Turns out, wings take up a lot of space that could otherwise be used for strength.
In an ant colony, only the queen has wings.
But don’t feel bad for the flightless worker ants — when they lost their wings, they gained strength.
Researchers in Japan used X-rays and 3D scans to study the evolutionary loss of wings in worker ants and its direct connection to evolving superior strength.
Okinawa Institute of Science and Technology
The queen’s wings are powered by muscles that take up about half the space in her tiny thorax, the central segment of her insect body.
This means that to acquire the advantageous wings, queen ants (and other flying insects) lose supportive muscles for their heads, legs, and abdomens.
Once flight disappeared, room opened up in the thorax for these muscles to develop.

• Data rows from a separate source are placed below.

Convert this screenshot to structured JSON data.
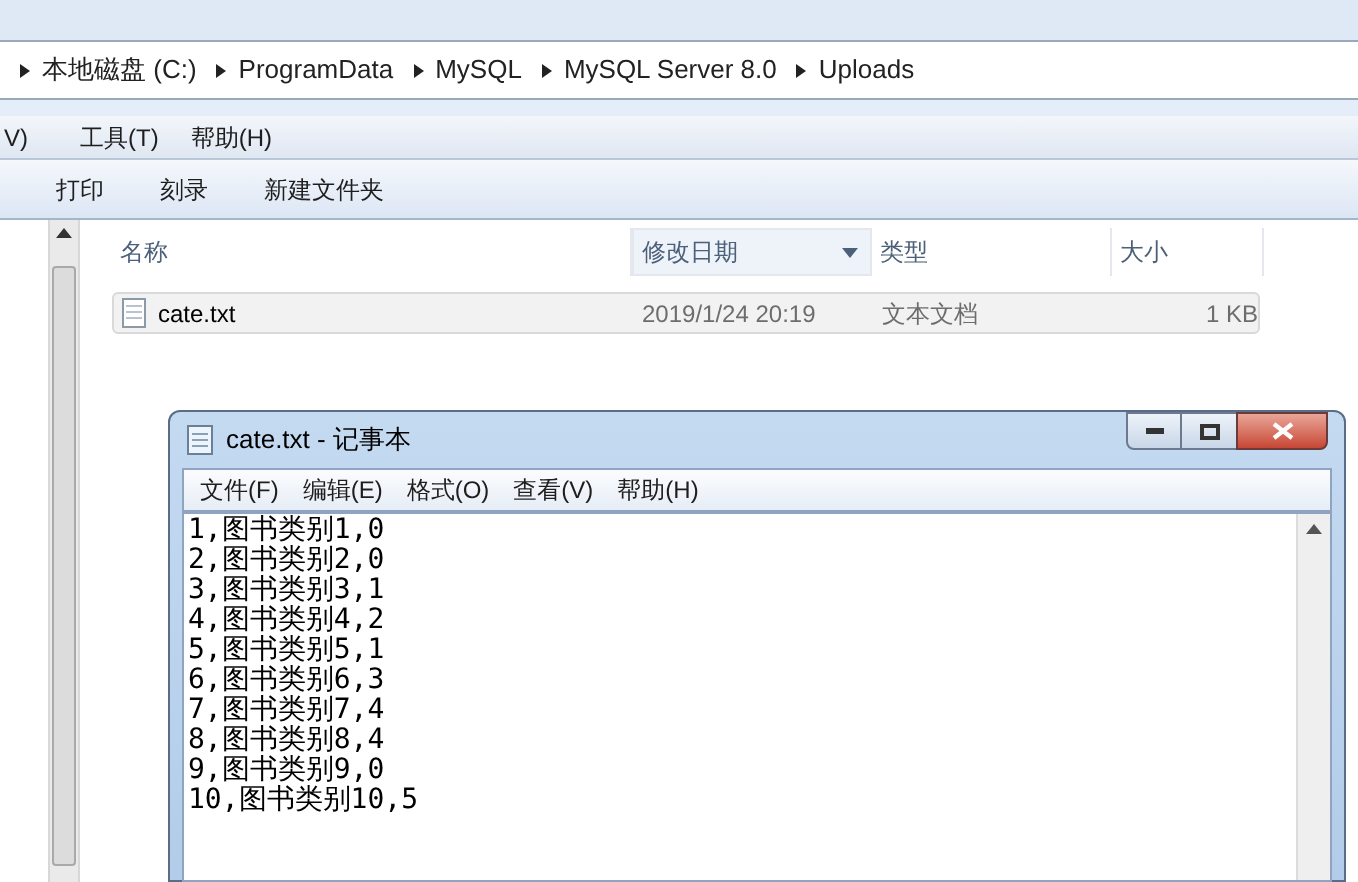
{
  "address_bar": {
    "crumbs": [
      "本地磁盘 (C:)",
      "ProgramData",
      "MySQL",
      "MySQL Server 8.0",
      "Uploads"
    ]
  },
  "menu_bar": [
    "V)",
    "工具(T)",
    "帮助(H)"
  ],
  "toolbar": [
    "打印",
    "刻录",
    "新建文件夹"
  ],
  "columns": [
    {
      "label": "名称",
      "selected": false
    },
    {
      "label": "修改日期",
      "selected": true
    },
    {
      "label": "类型",
      "selected": false
    },
    {
      "label": "大小",
      "selected": false
    }
  ],
  "files": [
    {
      "name": "cate.txt",
      "date": "2019/1/24 20:19",
      "type": "文本文档",
      "size": "1 KB",
      "selected": true
    }
  ],
  "notepad": {
    "title": "cate.txt - 记事本",
    "menu": [
      "文件(F)",
      "编辑(E)",
      "格式(O)",
      "查看(V)",
      "帮助(H)"
    ],
    "lines": [
      "1,图书类别1,0",
      "2,图书类别2,0",
      "3,图书类别3,1",
      "4,图书类别4,2",
      "5,图书类别5,1",
      "6,图书类别6,3",
      "7,图书类别7,4",
      "8,图书类别8,4",
      "9,图书类别9,0",
      "10,图书类别10,5"
    ]
  }
}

Worker ants need to have strong neck muscles to support their heads as they carry food back to the nest or carry eggs when moving nests.
They need strong abdomen muscles to defend the colony and sting predators.
The new research will help researchers better understand the inner workings of one of the world’s most common insects.
Read more animal stories here.